:: Extracted records ::
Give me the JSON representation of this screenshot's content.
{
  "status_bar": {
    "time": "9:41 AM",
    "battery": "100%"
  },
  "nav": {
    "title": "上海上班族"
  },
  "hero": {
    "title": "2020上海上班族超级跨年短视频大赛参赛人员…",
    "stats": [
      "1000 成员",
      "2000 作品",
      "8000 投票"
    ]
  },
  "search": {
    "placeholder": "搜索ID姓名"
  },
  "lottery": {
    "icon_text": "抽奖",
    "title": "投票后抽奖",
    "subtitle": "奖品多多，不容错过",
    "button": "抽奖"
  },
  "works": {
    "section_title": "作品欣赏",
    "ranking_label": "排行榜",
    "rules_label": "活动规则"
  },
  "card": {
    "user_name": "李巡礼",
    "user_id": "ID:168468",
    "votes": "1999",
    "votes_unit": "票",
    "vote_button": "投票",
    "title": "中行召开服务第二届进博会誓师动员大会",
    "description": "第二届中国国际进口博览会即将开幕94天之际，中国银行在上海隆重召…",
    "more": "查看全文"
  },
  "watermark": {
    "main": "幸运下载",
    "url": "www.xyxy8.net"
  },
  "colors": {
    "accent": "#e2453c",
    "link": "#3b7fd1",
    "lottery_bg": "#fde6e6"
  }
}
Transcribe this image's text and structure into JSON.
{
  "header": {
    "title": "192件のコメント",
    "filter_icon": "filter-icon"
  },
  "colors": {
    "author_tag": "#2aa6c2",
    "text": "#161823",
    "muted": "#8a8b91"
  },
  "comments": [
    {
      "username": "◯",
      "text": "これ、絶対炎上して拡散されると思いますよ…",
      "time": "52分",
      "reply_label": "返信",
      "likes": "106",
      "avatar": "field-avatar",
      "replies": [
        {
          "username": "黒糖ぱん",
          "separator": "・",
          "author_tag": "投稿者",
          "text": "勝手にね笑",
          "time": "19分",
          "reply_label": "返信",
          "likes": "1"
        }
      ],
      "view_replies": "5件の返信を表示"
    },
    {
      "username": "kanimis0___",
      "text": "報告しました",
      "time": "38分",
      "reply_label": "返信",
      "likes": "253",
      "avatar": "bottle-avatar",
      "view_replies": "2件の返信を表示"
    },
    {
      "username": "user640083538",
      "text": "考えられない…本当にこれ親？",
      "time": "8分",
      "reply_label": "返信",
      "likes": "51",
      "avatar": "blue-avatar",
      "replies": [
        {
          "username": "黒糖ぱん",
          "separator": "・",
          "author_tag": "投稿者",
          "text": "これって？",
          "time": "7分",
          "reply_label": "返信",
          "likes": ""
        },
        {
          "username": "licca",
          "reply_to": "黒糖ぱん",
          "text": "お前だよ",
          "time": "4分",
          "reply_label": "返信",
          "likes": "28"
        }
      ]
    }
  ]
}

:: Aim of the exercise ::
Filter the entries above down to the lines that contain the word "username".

:: Result for this task ::
      "username": "◯",
          "username": "黒糖ぱん",
      "username": "kanimis0___",
      "username": "user640083538",
          "username": "黒糖ぱん",
          "username": "licca",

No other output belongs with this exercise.